If you are that lonely, distraught, and depressed woman, I beg you to get help. Seek out a Christian counselor who will assure you of God’s love and plan and purpose for your life. Join groups of other women at your stage of life. If you have pre-school children, MOPS is a para-church organization with moms who have felt just like you do. It so helps to know you are not alone. Or maybe your church has a group for moms of all seasons. For sure, there is a Women’s Bible study—go! You will find a group of women seeking to apply God’s Word to their life and they can help you find answers in the Bible. Of course, if there is a Mentoring Ministry at your church, join it and seek out a mentor who will pray for you and help you through this tough time.

I always say the first step to healing is helping. So get involved by serving in a ministry or community or your children’s school. There you will meet other women to fellowship and serve with and relationships will develop.

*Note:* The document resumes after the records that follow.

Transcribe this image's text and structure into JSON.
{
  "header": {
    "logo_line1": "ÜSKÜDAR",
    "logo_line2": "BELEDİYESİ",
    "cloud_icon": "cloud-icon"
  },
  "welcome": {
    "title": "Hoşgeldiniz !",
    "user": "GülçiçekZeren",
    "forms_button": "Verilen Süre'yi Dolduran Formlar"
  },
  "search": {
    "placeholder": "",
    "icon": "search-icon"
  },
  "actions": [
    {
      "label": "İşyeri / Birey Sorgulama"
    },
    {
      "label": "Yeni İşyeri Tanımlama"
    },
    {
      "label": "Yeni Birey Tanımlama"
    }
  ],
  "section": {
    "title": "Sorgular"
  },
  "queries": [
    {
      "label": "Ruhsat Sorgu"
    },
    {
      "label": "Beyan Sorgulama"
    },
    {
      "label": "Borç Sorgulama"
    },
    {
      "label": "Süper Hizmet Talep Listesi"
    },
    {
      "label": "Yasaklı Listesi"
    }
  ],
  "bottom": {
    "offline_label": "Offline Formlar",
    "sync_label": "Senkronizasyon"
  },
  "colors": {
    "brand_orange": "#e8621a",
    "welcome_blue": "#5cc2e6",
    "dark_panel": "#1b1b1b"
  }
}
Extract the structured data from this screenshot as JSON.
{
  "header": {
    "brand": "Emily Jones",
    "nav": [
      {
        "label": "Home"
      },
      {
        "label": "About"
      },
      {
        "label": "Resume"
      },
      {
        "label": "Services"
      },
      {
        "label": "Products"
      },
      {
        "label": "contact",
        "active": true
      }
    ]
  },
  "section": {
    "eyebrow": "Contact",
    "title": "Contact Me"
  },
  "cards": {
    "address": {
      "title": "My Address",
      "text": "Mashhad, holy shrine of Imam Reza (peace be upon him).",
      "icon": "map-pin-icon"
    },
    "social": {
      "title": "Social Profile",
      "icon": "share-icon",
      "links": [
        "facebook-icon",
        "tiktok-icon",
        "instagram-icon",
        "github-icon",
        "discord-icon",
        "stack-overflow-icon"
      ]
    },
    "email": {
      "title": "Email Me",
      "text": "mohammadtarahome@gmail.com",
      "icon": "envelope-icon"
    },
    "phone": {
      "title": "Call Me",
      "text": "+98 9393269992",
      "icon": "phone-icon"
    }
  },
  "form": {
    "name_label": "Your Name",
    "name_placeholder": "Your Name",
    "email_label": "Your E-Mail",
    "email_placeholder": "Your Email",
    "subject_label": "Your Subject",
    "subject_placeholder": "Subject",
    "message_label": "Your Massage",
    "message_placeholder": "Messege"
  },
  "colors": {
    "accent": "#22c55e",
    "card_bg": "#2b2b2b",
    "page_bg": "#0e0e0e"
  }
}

If you are a woman who has had some “been-there-done-that” experiences in your life and you notice women around you and in your church who are displaying signs of loneliness, befriend them and encourage them to become involved in women’s ministry at your church. Maybe you’ll start a Mentoring Moms group and Stephanie Shott’s new book The Making of a Mom could help you in that endeavor.

It’s time that we Christian women step out, speak out, and reach out to our fellow sisters-in-Christ and those who don’t yet know Jesus as their Savior. You never know when God might be using you to save a life—both here on earth and for eternity.

Because remember that we are always—Better Together!

Here are some pictures from The M.O.M. Initiative Better Together Conference and I hope to see many of you at the next one. Stay tuned for when and where!

Just arrived at Cracker Barrell

Some team members meeting for the first time while rocking together on the porch at Cracker Barrel

Ready for Opening Night

Gathering in the hotel lobby…ready for first night!

 

Kicking Up Our Heals Ready for the First Session

Kicking Up Our Heels Ready for the First Session

cupcake tree

Yummy cupcake tower

 

Teaching a workshop on Balancing Life and Ministry

Teaching a workshop on Balancing Life and Ministry

Introducing the speaking team

Introducing the speaking team

Closing Q&A

Closing Q&A

Return to top of page

Comments

  1. Your face and smile may be the only BIBLE that a person ever sees. They will know we are Christians by our love.

  2. Hard to emphasize this enough. I’ve also had seasons where I was super busy and “connected,” but still very lonely because I was too spread thin to be authentic, usually in giving more than I was receiving. Breaks my heart when women are lonely or feel isolated inside the church. Thanks for the admonition.

Leave a Comment

*